By passing Measures S & W by an overwhelming majority, Berkeley’s voters have once again shown their solid support for our parks and playing fields, and have ensured that our park system will have adequate maintenance resources in the coming years. Because of this generosity, the partnership between the Parks Department and volunteer groups, such as Berkeley Partners for Parks and the Association of Sports Field Users, will continue to flourish. Thank you everyone! I’m proud to live in a city where voters care about their parks, libraries, schools, and services for people with disabilities. 

Nancy Carleton 

Chair, Support Our Parks, the Committee for Measures S & W 


Submitted by: 


Nancy Carleton 

3044-B Halcyon Court 

Berkeley, CA 94705 



Take time, choose the right man for the president’s job






The Republicans, the party of impeachment, had no reservations in tying up the affairs of Congress, the President, and the nation for a year. They can now wait a few days or weeks, if necessary, until the true outcome of the vote in Florida is determined.  

This is not a time to be claiming victory and planning transition but a time to respect the will of certain voters in 

Florida who have had their right to vote compromised no doubt affecting the 25 electoral votes in this historic election. If leadership is one of the most important qualities of being president, then let’s hope Messrs. Bush and Gore take pause and demonstrate that there is something much more important at stake here than the brass ring. Cooler heads must prevail. 

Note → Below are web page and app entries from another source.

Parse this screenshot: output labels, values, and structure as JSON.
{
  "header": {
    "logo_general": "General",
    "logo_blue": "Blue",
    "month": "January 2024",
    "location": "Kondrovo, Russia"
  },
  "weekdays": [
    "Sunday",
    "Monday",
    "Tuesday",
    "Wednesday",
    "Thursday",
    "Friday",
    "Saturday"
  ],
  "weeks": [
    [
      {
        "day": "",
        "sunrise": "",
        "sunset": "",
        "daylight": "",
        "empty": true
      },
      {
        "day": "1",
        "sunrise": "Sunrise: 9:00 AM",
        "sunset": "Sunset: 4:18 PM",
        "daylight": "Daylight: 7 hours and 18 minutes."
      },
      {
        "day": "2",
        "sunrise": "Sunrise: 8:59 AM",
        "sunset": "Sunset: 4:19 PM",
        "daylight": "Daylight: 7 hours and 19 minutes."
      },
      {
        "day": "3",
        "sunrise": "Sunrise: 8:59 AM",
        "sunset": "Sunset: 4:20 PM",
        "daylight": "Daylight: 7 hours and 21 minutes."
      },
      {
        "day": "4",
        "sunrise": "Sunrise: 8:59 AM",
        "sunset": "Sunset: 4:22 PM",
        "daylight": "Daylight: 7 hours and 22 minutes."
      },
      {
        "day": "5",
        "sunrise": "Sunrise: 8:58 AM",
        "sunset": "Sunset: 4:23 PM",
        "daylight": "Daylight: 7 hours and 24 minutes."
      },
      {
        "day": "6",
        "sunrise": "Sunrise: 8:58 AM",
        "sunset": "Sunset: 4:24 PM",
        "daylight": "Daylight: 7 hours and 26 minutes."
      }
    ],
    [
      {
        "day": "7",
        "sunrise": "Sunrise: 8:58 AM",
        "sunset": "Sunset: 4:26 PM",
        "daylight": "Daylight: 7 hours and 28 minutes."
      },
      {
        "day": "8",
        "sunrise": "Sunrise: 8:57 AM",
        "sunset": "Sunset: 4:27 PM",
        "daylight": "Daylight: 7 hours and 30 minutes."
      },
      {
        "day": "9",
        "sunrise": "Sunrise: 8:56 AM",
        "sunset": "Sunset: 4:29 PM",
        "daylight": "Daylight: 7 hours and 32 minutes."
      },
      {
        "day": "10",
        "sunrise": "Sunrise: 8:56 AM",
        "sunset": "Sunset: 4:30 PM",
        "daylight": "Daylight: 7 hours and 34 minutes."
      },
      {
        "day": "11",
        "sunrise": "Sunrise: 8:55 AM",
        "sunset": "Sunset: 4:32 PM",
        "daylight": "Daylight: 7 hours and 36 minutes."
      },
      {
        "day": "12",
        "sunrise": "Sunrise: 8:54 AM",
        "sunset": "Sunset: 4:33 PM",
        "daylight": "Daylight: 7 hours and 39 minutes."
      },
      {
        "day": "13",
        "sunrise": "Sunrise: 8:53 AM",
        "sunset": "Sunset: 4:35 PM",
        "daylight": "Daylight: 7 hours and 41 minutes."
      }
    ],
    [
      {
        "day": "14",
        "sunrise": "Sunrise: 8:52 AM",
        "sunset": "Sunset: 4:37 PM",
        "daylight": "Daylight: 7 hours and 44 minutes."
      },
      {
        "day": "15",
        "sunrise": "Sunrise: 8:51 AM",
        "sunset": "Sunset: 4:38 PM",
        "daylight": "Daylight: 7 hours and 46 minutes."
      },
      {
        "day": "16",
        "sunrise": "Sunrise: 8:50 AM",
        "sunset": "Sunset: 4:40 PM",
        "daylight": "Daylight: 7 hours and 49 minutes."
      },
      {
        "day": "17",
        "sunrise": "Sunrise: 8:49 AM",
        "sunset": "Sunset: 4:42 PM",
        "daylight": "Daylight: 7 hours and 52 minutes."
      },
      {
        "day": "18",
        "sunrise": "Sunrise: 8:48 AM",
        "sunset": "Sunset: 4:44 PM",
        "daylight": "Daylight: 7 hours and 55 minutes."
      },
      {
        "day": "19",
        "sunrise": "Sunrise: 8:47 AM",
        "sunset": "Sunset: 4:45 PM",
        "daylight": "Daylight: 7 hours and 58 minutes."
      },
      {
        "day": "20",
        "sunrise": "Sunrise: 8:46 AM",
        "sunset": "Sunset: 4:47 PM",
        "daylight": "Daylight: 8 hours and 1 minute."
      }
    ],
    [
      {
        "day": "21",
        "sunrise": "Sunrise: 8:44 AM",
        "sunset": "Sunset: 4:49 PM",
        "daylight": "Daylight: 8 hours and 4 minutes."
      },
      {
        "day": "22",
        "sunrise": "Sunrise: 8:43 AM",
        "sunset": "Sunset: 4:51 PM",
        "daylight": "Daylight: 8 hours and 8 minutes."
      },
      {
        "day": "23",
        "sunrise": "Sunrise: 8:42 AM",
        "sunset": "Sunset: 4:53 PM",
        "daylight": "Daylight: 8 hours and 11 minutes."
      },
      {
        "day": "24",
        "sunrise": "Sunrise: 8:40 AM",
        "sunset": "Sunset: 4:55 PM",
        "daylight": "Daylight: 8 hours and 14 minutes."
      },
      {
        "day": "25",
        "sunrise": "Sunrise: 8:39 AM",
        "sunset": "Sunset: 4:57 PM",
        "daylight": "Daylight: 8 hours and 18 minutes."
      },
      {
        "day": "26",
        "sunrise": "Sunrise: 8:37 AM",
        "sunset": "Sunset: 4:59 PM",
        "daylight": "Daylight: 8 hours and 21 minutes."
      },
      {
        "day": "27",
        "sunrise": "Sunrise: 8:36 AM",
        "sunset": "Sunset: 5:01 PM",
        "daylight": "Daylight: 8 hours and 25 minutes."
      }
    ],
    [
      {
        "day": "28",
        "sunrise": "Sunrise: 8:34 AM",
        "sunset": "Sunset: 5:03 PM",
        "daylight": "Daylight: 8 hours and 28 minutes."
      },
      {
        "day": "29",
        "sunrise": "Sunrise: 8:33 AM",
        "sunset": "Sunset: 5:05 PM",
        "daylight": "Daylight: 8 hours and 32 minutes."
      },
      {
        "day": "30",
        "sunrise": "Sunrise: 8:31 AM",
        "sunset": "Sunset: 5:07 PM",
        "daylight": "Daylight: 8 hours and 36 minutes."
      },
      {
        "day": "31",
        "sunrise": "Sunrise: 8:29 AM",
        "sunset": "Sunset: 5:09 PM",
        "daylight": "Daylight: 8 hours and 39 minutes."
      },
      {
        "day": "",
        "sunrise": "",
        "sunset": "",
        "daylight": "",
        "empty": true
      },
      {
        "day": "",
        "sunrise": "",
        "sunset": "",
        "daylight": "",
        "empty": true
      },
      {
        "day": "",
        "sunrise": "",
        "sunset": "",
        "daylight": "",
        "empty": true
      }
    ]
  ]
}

David Olson 





The abuse of 19,000 ballots in Palm Beach County requires a re-vote of the Presidential race in that county. The next President’s ability to govern will be greatly hindered if the election is decided by voting irregularities in Florida. 

A re-vote could be avoided if the 19,000 ballots with double votes for President were counted toward the one major candidate included in the double vote. 


Bruce Joffe 






I’d suggest the proper federal body call a run-off election by around mid December and get on with getting on.  

Most people thought, “gee, isn’t it one person one vote in this country?” Never mind! We don’t have enough time, this time, to get rid of the electoral college good and proper, so.... Do a run off under the present laws. And on with life! 

But, having gone through part of what we are going through now and many of us leery of going through the rest of it and giving it to our children, let’s also call for a Continental Congress to look eyeball to eyeball at the changes the world has gone through in our dear nation and around the planet.  

Maybe in due deliberation, around 2003. There, we would almost certainly get rid of the Electoral College. Then we might like to extend rights to animals and plants in our extended Bill of Rights, recognizing how tenuous thousands of species very existence has become, add a Bill of Responsibilities mentioning “the seventh generation” idea from our first peoples as if our descendants will have rights, and check into proper political response to other things about today’s world that are definitely way different from the good-start semi-democracy of the “Founding Fathers.”  

This time maybe we could call it the “Refounding Parents.” I’m sure other people have a few ideas for some reassessments in the face of very different times. 

Richard Register